At the risk of sounding like a PR flack for Phase One, I’ll simply say that the IQ180 may be the single most remarkable photographic tool that I’ve ever used. Of course you’ll need to add a camera body and lenses to make it into a usable device, and how that all comes together is a variable that you’ll have to work out for yourself.
I’m not crazy about the Phase One DF cameras, but I have one and use it. My Phase One lenses are all quite good, and the new Schneider leaf shutter lenses are truely excellent. There is undoubtedly a new Phase camera coming in the years ahead, and if it has anything like the design integrity of the IQ backs these will form a formidable combination. We know that Phase has more Schneider lenses on the way as well so that goodness is going to continue.

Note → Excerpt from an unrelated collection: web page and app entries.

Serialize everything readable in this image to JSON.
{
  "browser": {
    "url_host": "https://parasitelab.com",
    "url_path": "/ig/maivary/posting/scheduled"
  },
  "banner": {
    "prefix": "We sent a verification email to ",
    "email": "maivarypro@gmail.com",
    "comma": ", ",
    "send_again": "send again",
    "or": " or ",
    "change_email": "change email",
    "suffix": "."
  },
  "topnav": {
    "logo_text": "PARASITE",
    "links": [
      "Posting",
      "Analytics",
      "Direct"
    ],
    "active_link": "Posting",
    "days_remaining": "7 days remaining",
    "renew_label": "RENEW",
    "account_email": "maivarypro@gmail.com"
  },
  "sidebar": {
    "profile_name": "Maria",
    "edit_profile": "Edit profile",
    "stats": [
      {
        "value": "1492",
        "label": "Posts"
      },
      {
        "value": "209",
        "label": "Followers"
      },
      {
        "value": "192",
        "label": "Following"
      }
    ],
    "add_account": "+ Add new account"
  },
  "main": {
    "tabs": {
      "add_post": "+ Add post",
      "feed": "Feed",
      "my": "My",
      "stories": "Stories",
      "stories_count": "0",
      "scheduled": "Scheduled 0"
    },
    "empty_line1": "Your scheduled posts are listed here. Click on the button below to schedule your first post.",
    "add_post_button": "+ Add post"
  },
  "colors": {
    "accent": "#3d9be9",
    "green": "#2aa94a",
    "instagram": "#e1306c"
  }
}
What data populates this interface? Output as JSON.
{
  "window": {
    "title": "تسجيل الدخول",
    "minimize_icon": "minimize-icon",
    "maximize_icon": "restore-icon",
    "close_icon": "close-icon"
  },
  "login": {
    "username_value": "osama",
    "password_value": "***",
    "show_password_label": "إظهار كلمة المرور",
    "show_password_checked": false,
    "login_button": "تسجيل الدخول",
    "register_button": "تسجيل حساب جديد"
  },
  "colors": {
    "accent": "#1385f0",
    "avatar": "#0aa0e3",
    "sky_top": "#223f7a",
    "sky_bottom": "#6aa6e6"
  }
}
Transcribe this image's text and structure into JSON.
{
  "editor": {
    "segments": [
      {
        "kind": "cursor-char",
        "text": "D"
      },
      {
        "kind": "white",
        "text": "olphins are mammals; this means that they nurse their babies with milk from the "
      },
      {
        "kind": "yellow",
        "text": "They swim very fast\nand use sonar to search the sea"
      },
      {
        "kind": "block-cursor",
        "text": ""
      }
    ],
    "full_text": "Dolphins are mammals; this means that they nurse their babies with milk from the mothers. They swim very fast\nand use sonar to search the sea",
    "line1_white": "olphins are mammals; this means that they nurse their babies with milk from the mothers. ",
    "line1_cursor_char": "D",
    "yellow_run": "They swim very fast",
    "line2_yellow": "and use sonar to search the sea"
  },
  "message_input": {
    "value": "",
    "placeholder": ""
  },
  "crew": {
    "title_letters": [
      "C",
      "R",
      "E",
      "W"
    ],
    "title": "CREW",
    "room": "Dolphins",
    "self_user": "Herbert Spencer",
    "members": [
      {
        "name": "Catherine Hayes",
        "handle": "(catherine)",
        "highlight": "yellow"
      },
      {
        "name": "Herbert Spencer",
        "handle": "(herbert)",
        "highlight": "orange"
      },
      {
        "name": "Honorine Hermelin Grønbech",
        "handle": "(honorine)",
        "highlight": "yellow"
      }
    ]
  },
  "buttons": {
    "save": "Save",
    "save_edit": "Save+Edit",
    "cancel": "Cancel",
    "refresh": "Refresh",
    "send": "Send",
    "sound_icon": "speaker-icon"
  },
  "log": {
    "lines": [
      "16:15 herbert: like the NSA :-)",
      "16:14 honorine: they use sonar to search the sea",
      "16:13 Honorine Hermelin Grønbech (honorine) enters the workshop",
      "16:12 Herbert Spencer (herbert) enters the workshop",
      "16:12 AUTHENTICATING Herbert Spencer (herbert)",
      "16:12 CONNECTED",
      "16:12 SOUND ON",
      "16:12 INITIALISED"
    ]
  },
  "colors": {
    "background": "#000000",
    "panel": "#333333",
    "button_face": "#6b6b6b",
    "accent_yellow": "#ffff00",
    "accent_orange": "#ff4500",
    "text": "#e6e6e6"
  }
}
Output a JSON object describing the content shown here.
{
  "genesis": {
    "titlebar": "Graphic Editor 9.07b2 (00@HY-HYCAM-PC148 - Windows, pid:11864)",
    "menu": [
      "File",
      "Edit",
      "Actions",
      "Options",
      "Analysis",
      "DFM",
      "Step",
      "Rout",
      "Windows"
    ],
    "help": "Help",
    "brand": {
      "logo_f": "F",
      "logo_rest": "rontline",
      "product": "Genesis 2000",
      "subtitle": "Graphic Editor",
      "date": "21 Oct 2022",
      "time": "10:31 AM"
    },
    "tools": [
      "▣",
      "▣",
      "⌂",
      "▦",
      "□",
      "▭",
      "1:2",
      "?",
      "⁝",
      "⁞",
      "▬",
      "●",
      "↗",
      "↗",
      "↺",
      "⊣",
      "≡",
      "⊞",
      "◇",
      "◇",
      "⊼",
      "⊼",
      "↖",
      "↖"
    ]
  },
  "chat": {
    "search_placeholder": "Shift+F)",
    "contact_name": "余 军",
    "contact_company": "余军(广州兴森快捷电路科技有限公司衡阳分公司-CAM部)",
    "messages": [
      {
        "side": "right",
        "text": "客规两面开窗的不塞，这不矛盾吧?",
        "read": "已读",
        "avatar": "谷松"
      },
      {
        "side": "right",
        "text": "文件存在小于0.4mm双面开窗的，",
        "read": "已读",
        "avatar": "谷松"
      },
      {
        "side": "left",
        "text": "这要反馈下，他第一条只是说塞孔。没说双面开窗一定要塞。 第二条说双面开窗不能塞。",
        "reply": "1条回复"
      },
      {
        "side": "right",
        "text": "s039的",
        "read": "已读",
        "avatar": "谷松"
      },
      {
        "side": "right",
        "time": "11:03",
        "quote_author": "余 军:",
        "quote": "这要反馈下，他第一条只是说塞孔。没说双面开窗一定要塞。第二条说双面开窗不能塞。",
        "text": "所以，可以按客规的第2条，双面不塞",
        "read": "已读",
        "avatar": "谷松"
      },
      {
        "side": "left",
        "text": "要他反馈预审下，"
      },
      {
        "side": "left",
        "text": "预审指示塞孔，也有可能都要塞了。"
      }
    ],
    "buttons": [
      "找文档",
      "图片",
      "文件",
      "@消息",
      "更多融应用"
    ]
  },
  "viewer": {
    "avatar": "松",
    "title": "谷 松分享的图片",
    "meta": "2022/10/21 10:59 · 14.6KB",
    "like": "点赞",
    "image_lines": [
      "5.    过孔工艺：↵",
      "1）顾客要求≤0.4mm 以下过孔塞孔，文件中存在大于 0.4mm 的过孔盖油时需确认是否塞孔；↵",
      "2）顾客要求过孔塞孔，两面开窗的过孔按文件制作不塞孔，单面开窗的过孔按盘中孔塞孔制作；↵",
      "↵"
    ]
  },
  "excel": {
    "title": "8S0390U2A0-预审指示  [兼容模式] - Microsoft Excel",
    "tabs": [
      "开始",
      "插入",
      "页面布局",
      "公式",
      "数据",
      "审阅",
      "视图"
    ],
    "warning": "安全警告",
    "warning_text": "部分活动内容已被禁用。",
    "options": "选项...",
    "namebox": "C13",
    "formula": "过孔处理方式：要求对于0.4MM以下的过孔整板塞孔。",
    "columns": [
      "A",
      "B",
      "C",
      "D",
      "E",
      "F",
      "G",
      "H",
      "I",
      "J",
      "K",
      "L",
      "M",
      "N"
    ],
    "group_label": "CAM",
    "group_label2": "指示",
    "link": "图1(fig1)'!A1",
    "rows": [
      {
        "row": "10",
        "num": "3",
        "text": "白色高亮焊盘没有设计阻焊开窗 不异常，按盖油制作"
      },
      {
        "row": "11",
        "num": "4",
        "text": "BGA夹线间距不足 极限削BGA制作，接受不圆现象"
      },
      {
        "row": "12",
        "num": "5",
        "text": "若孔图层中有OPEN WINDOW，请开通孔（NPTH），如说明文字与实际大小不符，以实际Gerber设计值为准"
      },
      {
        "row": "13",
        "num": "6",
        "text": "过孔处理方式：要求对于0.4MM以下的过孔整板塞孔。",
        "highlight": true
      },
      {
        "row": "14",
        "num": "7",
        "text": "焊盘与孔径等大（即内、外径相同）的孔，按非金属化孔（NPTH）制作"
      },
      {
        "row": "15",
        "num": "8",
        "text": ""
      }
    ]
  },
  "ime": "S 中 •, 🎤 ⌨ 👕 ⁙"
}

One question that can be asked is – where’s the tipping point? Are the best lenses out-resolving this new generation of backs, or visa-verse?
The answer that I’ve received from several knowledgeable sources is that the very best lenses available today are capable of out-resolving sensors down to about the 5 micron level at the size of a full-frame 645 format sensor. That means that a sensor of about 110MP will be needed to trump today’s best glass. An 80MP sensor is awfully close to that limit, so it seems fair to say that for the time being combining an IQ180 with great glass is about as good as today’s technology can achieve.
What a great time to be a photographer!
This has been far from an exhaustive report. There are so many features and capabilities to be looked at that it will be a while until I have had a chance to do them all. In the weeks ahead I plan on testing the back at all regular and Sensor+ speeds. I’ll be looking at long exposure times (currently rated at max 2 minutes) and also tethered shooting speeds.
Once the June firmware is released I’ll also report on using the back with the Phase One DF camera and lenses. To this point I have been using it soley with the Alpa STC.
Stay tuned for Mark Dubovoy’s report as well for another perspective on the IQ180.
Please note that the images included with this article are not intended for pixel peeping.
There is nothing that can be determined about a 500MB 16 bit image file from viewing on an 8 bit 100ppi monitor.
At least a 20X24″ print is what’s needed.